Clara Bell Burge was born in St. Joe, Louisiana in the St. Tama Parrish. Her father, Hiram Slatin Burge, and mother, Mary Eliza Burks, moved to Pearl River County, Mississippi, where Hiram was the minister of the town. Clara was the 3rd child, in a family with three brothers, whose names are not mentioned, and four sisters: Carall, Lily, Esther, and Maude. The school Clara and her siblings attended was taught by her grandmother, Rebecca Burks. On January 1, 1910, when Clara was 18 years old, she married Thomas White who was 18 years older than Clara. The couple moved to Stateline, Green County, Mississippi where they farmed a cotton plantation for the next thirty years. The Depression was hard on them, especially after the death of their days-old baby boy, Levorne. Clara had another baby, a girl named Teletha, who died at three months old. Clara was never able to have another child but took in her sister-in-law's three-year-old boy, Albert (Pete) Reed after his mother passed away from TB. She and Thomas raised Pete as their own child. Pete joined the army and was killed during World War II. After his death, Clara and Thomas adopted a little girl, Helen Jansen, whose mother had died in a car accident. Helen grew up and married, but her husband was prejudiced against Clara so they did not see each other very often. Thomas passed away at age 98, after 13 years of being an invalid with hardened arteries. Clara moved to a rest home, and was very grateful for the Church to keep her happy and busy.

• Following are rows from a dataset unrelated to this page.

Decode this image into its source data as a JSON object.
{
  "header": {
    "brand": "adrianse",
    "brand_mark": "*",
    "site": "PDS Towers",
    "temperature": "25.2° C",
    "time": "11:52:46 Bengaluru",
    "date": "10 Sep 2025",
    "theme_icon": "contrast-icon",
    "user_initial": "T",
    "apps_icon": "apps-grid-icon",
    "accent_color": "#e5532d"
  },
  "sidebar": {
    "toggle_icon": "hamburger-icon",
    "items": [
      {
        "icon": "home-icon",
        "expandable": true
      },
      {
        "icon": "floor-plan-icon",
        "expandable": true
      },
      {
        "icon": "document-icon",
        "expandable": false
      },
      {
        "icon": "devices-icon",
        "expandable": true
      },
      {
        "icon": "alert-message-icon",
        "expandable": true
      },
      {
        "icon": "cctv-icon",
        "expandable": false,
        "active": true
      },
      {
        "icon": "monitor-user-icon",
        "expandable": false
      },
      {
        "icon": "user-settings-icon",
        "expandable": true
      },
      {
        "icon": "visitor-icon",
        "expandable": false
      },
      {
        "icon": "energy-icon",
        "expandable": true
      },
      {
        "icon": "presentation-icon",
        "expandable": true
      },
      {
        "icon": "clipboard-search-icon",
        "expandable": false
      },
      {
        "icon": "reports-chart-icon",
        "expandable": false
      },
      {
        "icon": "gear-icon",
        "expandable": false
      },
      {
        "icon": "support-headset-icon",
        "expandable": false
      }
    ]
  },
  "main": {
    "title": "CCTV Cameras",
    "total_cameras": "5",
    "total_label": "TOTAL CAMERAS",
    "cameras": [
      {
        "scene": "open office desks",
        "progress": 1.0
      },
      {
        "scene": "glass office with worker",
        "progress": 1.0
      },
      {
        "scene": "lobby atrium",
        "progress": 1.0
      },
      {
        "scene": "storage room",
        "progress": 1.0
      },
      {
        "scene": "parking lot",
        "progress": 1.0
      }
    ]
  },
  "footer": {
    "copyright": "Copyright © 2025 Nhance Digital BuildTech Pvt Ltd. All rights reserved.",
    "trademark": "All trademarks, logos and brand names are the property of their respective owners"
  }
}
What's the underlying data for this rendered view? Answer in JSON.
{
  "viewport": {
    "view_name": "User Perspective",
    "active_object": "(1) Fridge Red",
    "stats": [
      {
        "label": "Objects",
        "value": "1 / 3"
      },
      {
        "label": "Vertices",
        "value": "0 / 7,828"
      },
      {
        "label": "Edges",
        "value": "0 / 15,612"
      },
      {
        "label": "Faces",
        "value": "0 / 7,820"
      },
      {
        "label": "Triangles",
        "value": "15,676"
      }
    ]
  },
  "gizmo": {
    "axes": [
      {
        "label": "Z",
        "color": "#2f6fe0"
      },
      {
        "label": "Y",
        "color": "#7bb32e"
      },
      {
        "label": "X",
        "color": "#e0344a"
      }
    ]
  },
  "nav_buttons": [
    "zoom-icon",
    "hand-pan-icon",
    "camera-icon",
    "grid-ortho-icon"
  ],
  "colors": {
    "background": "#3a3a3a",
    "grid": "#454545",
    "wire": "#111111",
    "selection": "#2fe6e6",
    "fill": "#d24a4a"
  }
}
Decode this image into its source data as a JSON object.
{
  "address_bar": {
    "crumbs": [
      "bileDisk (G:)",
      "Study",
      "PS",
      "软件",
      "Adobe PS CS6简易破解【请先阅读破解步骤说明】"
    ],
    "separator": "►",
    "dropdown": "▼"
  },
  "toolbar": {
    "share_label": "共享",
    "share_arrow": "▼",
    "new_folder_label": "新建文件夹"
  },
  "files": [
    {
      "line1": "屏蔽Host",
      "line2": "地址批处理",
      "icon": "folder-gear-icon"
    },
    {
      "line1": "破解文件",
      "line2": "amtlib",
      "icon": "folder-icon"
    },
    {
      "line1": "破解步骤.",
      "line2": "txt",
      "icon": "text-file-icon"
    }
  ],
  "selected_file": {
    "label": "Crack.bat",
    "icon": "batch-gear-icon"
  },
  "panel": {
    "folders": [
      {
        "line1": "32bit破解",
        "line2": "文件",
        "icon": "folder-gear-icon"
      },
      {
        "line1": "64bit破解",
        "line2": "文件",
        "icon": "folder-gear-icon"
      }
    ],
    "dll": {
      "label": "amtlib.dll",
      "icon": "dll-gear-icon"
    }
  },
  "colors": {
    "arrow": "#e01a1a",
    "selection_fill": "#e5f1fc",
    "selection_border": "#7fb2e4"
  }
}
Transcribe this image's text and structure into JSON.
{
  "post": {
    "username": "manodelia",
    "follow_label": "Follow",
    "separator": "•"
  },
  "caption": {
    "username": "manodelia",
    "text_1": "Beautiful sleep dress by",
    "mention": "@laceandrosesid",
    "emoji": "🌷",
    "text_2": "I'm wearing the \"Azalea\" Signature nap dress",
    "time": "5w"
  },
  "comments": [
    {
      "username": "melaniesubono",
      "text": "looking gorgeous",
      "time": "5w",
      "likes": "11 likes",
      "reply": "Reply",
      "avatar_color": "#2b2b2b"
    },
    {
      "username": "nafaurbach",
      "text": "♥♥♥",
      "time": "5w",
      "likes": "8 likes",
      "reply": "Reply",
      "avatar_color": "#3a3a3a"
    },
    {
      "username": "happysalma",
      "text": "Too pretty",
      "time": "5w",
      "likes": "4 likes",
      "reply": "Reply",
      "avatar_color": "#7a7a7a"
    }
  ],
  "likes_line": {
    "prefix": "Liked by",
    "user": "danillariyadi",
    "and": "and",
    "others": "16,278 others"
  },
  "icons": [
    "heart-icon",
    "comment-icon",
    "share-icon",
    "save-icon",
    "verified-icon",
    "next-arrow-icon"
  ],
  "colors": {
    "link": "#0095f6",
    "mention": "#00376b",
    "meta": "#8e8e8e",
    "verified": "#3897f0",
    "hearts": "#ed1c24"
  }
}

This autobiography is 29 pages typewritten. Clara gives a brief history of her ancestors, telling how her father came to the area. She loved living near the Hobolochitto River as a child, with a forest nearby. After completing 7th grade, Clara was not able to continue schooling, as it was very expensive, but was always thirsty for more knowledge and continued to learn on her own. Clara was a talented quilter and seamstress, teaching herself how to make clothing for her husband and neighbors. When Clara was a little girl, she heard some Mormon Elders preach and liked hearing about the temple. She remembered being very religiously-minded as a child, making her own alter to pray at when she was lonely or scared. Much later when Clara was married, two Elders came by the house, and asked if they could stay the night. Thomas and Clara were generous people, and would not take money from the Elders for their stay. The Elders left a Book of Mormon with them instead. Many years later, Clara finally read the book, and felt a deep spiritual connection to it. She and Thomas met with the elders and were both baptized in 1953. Clara maintained a strong testimony throughout her life, which helped her survive in times of illness and depression. Included with her autobiography are several poems Clara wrote after her husband went to a rest home to live.